UNESCO Regional Workplace for Southern Africa (UNESCO ROSA) will host a participatory webinar on Indigenous Information and Local weather Threat Administration on 23 November 2020 from 14:00 to 16:00 (Harare time). This webinar will current research demonstrating the synergies between indigenous and native data programs and local weather providers and adaptation. As well as, the webinar will present a platform to discover potential actions to strengthen indigenous data programs for co-creation of local weather providers, particularly to enhance water sources administration and catastrophe threat discount.
Southern Africa is without doubt one of the most weak areas to local weather change on this planet, notably due to widespread poverty, recurrent droughts, inequitable land distribution, dependence on rain-fed agriculture and adaptive capability that’s being challenged by local weather change. Within the face of worldwide local weather change and its rising challenges and unknowns, it’s important that call makers formulate insurance policies based mostly on one of the best out there data, together with indigenous and native data (ILK).
Lately, indigenous and native data has been more and more recognised as an essential supply of local weather data and adaptation methods. ILK refers back to the understandings, expertise and philosophies developed by societies with lengthy histories of interplay with their pure environment. The communities, notably these in hazard-prone areas, have developed an excellent understanding and data of catastrophe prevention and mitigation, early warning, preparedness and response, and put up catastrophe restoration. This data is predicated on information which can be recognized or learnt from expertise or acquired by way of remark and observe, and is handed down from era to era. Indigenous and native data can thus make an essential contribution to local weather change coverage and Sustainable Improvement Aim 13 on local weather motion; by observing altering climates, evolving strategies to transform remark and data into related knowledge, adapting to impacts and contributing to world mitigation efforts.
UNESCO‘s Local and Indigenous Knowledge Systems programme (LINKS) promotes native and indigenous data and its inclusion in world local weather science and coverage processes. Working at native, nationwide and world ranges, LINKS strives to strengthen indigenous peoples and native communities, foster transdisciplinary engagements with scientists, policy-makers, and pilot novel methodologies to additional understandings of local weather change impacts, adaptation and mitigation.

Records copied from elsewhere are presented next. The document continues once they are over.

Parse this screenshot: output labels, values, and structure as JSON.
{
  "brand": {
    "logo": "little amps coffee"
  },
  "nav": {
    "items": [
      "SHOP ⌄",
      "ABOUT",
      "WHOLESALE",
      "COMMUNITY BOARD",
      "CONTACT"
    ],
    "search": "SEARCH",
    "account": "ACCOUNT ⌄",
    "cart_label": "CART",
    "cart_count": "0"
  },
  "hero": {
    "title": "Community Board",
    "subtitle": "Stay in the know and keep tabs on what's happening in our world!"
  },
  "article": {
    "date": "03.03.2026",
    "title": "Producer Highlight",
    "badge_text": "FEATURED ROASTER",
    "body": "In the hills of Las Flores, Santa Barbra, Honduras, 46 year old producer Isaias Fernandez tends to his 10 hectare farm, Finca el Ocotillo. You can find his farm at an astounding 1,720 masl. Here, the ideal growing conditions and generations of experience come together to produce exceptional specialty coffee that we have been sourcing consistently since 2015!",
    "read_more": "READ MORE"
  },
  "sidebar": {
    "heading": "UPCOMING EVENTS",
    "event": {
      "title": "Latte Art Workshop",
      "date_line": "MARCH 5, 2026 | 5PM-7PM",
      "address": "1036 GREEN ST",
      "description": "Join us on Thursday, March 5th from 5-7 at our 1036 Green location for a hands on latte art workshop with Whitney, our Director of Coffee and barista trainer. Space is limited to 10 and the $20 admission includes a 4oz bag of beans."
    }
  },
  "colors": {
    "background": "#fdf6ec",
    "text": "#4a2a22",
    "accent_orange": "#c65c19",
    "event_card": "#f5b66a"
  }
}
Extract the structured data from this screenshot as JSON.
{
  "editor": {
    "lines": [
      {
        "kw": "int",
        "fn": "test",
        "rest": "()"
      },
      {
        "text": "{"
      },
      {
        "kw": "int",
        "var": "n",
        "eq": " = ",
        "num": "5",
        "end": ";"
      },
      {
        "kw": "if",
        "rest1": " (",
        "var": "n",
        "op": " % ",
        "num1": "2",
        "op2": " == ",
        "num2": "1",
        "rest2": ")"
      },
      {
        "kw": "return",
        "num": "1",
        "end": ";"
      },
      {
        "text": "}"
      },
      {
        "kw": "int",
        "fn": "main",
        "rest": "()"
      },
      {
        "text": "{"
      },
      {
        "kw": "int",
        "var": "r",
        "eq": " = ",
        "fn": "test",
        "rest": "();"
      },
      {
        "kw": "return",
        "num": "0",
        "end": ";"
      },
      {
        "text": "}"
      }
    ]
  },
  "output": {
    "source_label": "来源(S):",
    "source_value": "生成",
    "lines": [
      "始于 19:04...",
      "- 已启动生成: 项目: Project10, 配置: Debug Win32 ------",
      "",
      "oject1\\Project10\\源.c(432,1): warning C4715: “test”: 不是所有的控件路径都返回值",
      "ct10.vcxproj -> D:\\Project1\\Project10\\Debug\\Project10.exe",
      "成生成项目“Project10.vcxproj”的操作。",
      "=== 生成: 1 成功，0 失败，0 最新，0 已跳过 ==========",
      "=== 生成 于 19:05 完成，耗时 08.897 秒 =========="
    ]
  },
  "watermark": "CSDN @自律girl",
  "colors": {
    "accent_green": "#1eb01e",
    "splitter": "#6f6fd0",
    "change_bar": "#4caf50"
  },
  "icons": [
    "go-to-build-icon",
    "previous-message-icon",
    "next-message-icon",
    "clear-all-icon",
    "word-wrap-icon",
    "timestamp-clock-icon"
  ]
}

Towards this background, the UNESCO’s project on Enhancing Climate Services for Improved Water Management (CliMWaR) is integrating ILK with scientific data by way of engagement with native communities through a participatory method and citizen science to watch floods and droughts, and to help local weather change adaptation methods amongst goal indigenous communities. A great understanding of ILK and practices of communities will allow coverage planners, local weather specialists, and ILK holders to create collaboration initiatives between ILK and scientific data.